“During a stay-at-home order, it is very natural to feel sad, bored and lonely,” says Maricar Jenkins, a licensed clinical social worker at Sharp Mesa Vista Hospital. “However, forced social isolation, in combination with other variables — a genetic predisposition to mood disorders, personality, coping skills, culture, family dynamics — can increase one's risk of experiencing their first depressive episode.”
The difference between sadness and depression
First, it’s crucial to understand the difference between the signs of depression and the general sadness you might be experiencing:
Signs of depression include persistent feelings of sadness; loss of interest in activities that were once enjoyable; hopelessness; sleep disturbance, whether sleep is increased or decreased; reduced energy and motivation; appetite disturbance, both eating too much or too little; and thoughts of being a burden to loved ones or wanting to die.
Symptoms of sadness might look similar to depression, but should not last for days at a time.
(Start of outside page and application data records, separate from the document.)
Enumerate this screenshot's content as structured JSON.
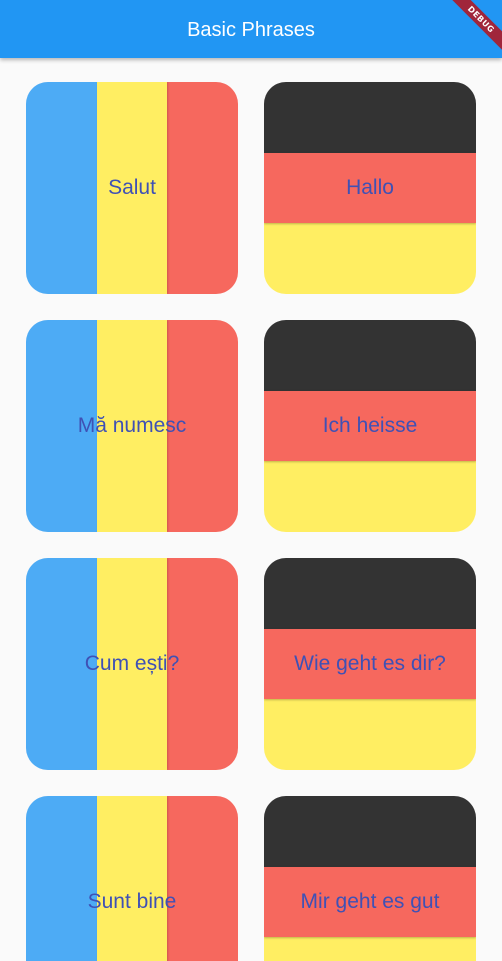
{
  "appbar": {
    "title": "Basic Phrases",
    "debug_label": "DEBUG"
  },
  "colors": {
    "appbar": "#2196f3",
    "label_text": "#3f51b5",
    "romania": [
      "#4dabf5",
      "#ffee62",
      "#f6685e"
    ],
    "germany": [
      "#333333",
      "#f6685e",
      "#ffee62"
    ]
  },
  "phrases": [
    {
      "romanian": "Salut",
      "german": "Hallo"
    },
    {
      "romanian": "Mă numesc",
      "german": "Ich heisse"
    },
    {
      "romanian": "Cum ești?",
      "german": "Wie geht es dir?"
    },
    {
      "romanian": "Sunt bine",
      "german": "Mir geht es gut"
    }
  ]
}
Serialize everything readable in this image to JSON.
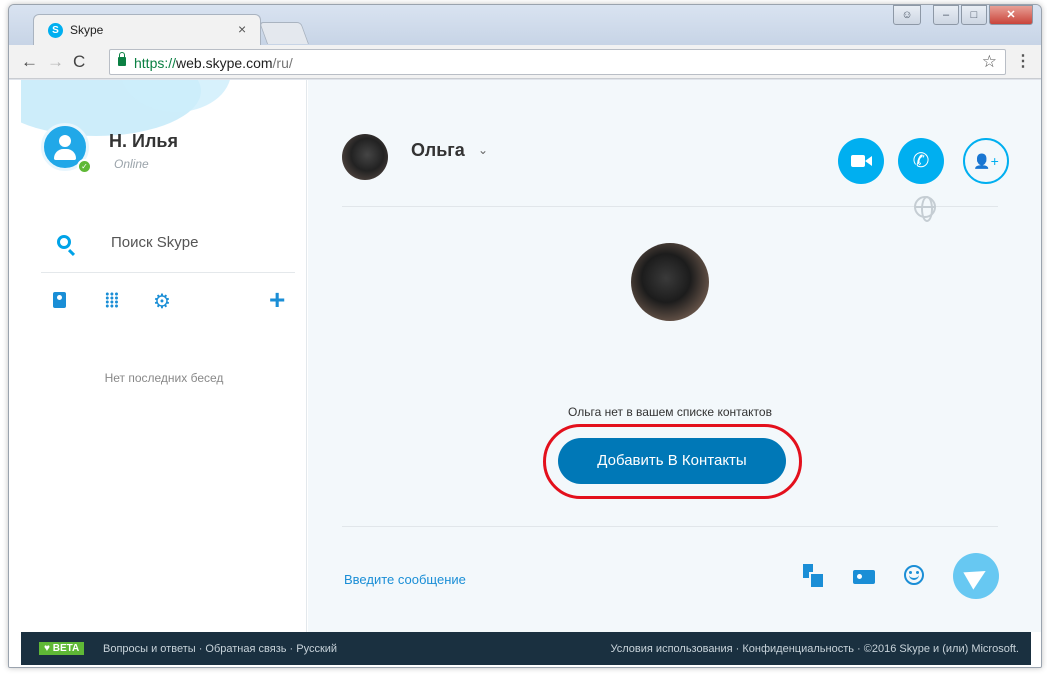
{
  "browser": {
    "tab_title": "Skype",
    "tab_close": "×",
    "url_scheme": "https://",
    "url_host": "web.skype.com",
    "url_path": "/ru/",
    "favicon_letter": "S"
  },
  "sidebar": {
    "user_name": "Н. Илья",
    "user_status": "Online",
    "search_label": "Поиск Skype",
    "no_recent": "Нет последних бесед"
  },
  "conversation": {
    "contact_name": "Ольга",
    "not_in_contacts": "Ольга нет в вашем списке контактов",
    "add_button": "Добавить В Контакты",
    "message_placeholder": "Введите сообщение"
  },
  "footer": {
    "beta": "♥ BETA",
    "links_left": [
      "Вопросы и ответы",
      "Обратная связь",
      "Русский"
    ],
    "links_right": [
      "Условия использования",
      "Конфиденциальность",
      "©2016 Skype и (или) Microsoft."
    ],
    "separator": " · "
  },
  "colors": {
    "skype_blue": "#00aff0",
    "button_blue": "#0078b7",
    "highlight_red": "#e3101c",
    "footer_bg": "#1a3040",
    "online_green": "#5fb836"
  }
}
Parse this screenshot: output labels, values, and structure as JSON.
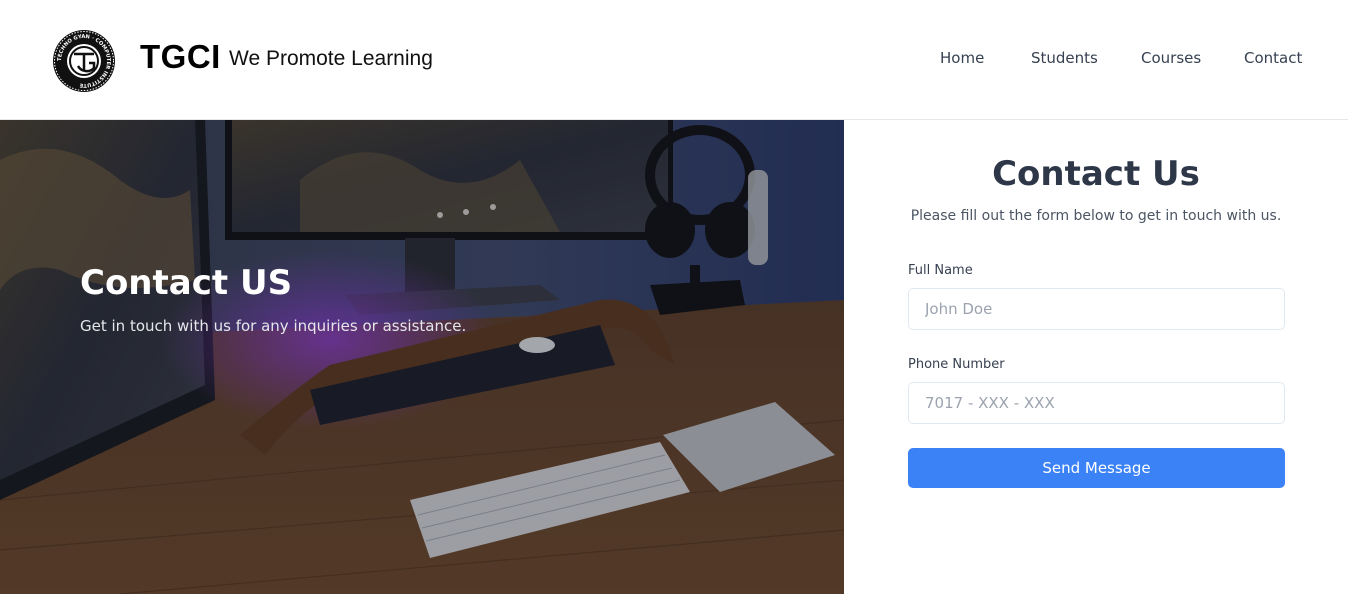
{
  "brand": {
    "name": "TGCI",
    "tagline": "We Promote Learning",
    "logo_ring_text": "TECHNO GYAN · COMPUTER INSTITUTE",
    "logo_monogram": "TG"
  },
  "nav": {
    "items": [
      {
        "label": "Home"
      },
      {
        "label": "Students"
      },
      {
        "label": "Courses"
      },
      {
        "label": "Contact"
      }
    ]
  },
  "hero": {
    "title": "Contact US",
    "subtitle": "Get in touch with us for any inquiries or assistance."
  },
  "form": {
    "title": "Contact Us",
    "subtitle": "Please fill out the form below to get in touch with us.",
    "full_name": {
      "label": "Full Name",
      "placeholder": "John Doe",
      "value": ""
    },
    "phone": {
      "label": "Phone Number",
      "placeholder": "7017 - XXX - XXX",
      "value": ""
    },
    "submit_label": "Send Message"
  },
  "colors": {
    "accent": "#3b82f6",
    "heading": "#2d3748",
    "nav_text": "#374151"
  }
}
You may feel unhappy and sorrowful, but you are still able to engage in activities you usually enjoy, such as reading, watching TV, connecting with friends by phone or online, and exercising. You can also maintain activities of daily living, including getting out of bed, taking a shower, getting dressed, preparing and eating meals, and taking prescribed medications. Distressing thoughts do not consume you.
Coping skills during the COVID-19 pandemic
According to Jenkins, if you have never experienced depression before, it is important to recognize if your sadness seems to be getting worse over time. Accomplishing tasks might become more difficult. Motivation and energy may decrease, such that spending most of the day in bed becomes the norm.
For those who have been diagnosed with depression, it is vital that you pay attention to your activities of daily living and ask yourself if it is getting harder to take care of yourself and do things you would normally do each day. Thinking of what will help when you are in the midst of a depressive episode is a monumental task, so preparation is essential.
“Acting opposite to intense urges to isolate and avoid is challenging,” Jenkins says. “So, planning ahead and writing down triggers, coping skills and who you can reach out to is important.”
Jenkins recommends that you consider — and write down — the following:
- What are your triggers — the situations or events that shift your mood, such as not being able to take your regular yoga class or a loss of finances?
- What are your early warning signs, including behaviors that are a sign of a decline in mood, such as not calling friends back, not checking emails, not laughing at things you once thought were funny, or having thoughts of wanting your life to be over?
- What coping skills do you know you can use, such as writing a schedule each night for the next day, practicing meditation or spending time watching your favorite show or movie?
- Who makes up your support system and what resources can you turn to? Write down names and phone numbers of friends, family members and care providers, including contact information for your doctor, therapist and crisis hotlines, such as the National Suicide Prevention Hotline.
Whether you are simply feeling sad or have been diagnosed with depression, Jenkins offers some additional do’s and don’ts to get you through this — and future — challenging times:
- Stick to a regular sleep routine.
- Be kind to yourself by catching negative self-talk, such as, “I can't handle anything, I'm worthless,” and replacing it with more balanced thoughts, such as, "It seems hard right now, but I have gotten through times like this before.”
- Identify one specific, measurable and realistic goal each day, such as bringing trash and recycling bins out to the curb for pick up.
- Get the endorphins going — stretch, do yoga, go for a walk or do more strenuous exercise.
- Connect with at least one person, preferably face-to-face by video chat or telephone, so that you can hear their voice every day.
- "Should" yourself — refrain from saying things to yourself that you wouldn't say to a friend, such as, "You shouldn't feel like this because so many people have it worse than you.”
- Use alcohol or other substances as an escape from emotional pain.
- Ignore negative thoughts, such as those that tell you that you are a burden to loved ones.
- Use other maladaptive behaviors, such as online spending or gambling, to distract from emotional pain.
If a loved one seems to be struggling with deep sadness or depression, Jenkins suggests that you give them the space to share their feelings. Listen to them with the goal of understanding, not fixing them or solving a problem. However, you can help them prepare for episodes of sadness or depression and remind them of their coping skills.
“It is important to be available to them, while setting boundaries and taking care of yourself,” Jenkins says. “Pay attention to statements about being a burden, or how people would be better off without them, and encourage them to seek professional help.”
Talk to your doctor if you or a loved one are experiencing excessive sadness, anxiety or worry for an extended period. Learn more about mental health services at Sharp Mesa Vista Hospital and read important COVID-19 information from Sharp.
Your safety and well-being are our top priority. As part of our efforts to keep you safe, we are offering teletherapy and virtual care programs that provide continued access to care and treatment from our highly trained Sharp clinicians. Admissions continue to be in person so that we can assess patients for their individual care needs.